Requirement
Output the entries that follow, word for word.

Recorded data
• • • • • • •
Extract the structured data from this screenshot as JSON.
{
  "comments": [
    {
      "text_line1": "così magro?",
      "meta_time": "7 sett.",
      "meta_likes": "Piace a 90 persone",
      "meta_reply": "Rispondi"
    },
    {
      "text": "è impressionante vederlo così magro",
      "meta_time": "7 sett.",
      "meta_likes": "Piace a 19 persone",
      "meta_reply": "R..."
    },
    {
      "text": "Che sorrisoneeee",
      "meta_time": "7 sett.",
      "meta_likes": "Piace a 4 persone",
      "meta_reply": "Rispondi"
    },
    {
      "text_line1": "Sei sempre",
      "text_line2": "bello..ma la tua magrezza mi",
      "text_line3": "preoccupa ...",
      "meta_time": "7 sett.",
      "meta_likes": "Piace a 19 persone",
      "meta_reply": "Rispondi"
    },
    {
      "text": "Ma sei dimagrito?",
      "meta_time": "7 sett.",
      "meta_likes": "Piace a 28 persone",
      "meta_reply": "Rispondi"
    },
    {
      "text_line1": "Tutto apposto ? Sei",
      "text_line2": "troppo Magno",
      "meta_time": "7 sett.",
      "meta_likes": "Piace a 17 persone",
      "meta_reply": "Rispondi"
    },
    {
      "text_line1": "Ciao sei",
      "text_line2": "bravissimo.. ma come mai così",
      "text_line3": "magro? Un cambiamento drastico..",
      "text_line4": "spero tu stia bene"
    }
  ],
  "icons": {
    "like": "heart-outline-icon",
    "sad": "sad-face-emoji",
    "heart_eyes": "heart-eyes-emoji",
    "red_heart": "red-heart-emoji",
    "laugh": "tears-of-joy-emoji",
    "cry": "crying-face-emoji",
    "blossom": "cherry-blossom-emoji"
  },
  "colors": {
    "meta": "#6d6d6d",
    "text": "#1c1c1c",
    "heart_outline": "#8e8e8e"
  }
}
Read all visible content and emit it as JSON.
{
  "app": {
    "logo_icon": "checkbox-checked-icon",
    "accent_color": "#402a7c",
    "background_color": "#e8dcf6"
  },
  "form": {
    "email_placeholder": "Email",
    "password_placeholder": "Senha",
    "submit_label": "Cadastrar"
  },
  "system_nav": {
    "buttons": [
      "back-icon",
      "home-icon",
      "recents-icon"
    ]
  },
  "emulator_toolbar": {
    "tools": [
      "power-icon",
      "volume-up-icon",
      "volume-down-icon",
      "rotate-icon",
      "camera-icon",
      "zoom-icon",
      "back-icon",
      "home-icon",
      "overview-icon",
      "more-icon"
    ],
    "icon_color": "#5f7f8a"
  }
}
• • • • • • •
Answer section
Extract the structured data from this screenshot as JSON.
{
  "comments": [
    {
      "text_line1": "così magro?",
      "meta_time": "7 sett.",
      "meta_likes": "Piace a 90 persone",
      "meta_reply": "Rispondi"
    },
    {
      "text": "è impressionante vederlo così magro",
      "meta_time": "7 sett.",
      "meta_likes": "Piace a 19 persone",
      "meta_reply": "R..."
    },
    {
      "text": "Che sorrisoneeee",
      "meta_time": "7 sett.",
      "meta_likes": "Piace a 4 persone",
      "meta_reply": "Rispondi"
    },
    {
      "text_line1": "Sei sempre",
      "text_line2": "bello..ma la tua magrezza mi",
      "text_line3": "preoccupa ...",
      "meta_time": "7 sett.",
      "meta_likes": "Piace a 19 persone",
      "meta_reply": "Rispondi"
    },
    {
      "text": "Ma sei dimagrito?",
      "meta_time": "7 sett.",
      "meta_likes": "Piace a 28 persone",
      "meta_reply": "Rispondi"
    },
    {
      "text_line1": "Tutto apposto ? Sei",
      "text_line2": "troppo Magno",
      "meta_time": "7 sett.",
      "meta_likes": "Piace a 17 persone",
      "meta_reply": "Rispondi"
    },
    {
      "text_line1": "Ciao sei",
      "text_line2": "bravissimo.. ma come mai così",
      "text_line3": "magro? Un cambiamento drastico..",
      "text_line4": "spero tu stia bene"
    }
  ],
  "icons": {
    "like": "heart-outline-icon",
    "sad": "sad-face-emoji",
    "heart_eyes": "heart-eyes-emoji",
    "red_heart": "red-heart-emoji",
    "laugh": "tears-of-joy-emoji",
    "cry": "crying-face-emoji",
    "blossom": "cherry-blossom-emoji"
  },
  "colors": {
    "meta": "#6d6d6d",
    "text": "#1c1c1c",
    "heart_outline": "#8e8e8e"
  }
}
Read all visible content and emit it as JSON.
{
  "app": {
    "logo_icon": "checkbox-checked-icon",
    "accent_color": "#402a7c",
    "background_color": "#e8dcf6"
  },
  "form": {
    "email_placeholder": "Email",
    "password_placeholder": "Senha",
    "submit_label": "Cadastrar"
  },
  "system_nav": {
    "buttons": [
      "back-icon",
      "home-icon",
      "recents-icon"
    ]
  },
  "emulator_toolbar": {
    "tools": [
      "power-icon",
      "volume-up-icon",
      "volume-down-icon",
      "rotate-icon",
      "camera-icon",
      "zoom-icon",
      "back-icon",
      "home-icon",
      "overview-icon",
      "more-icon"
    ],
    "icon_color": "#5f7f8a"
  }
}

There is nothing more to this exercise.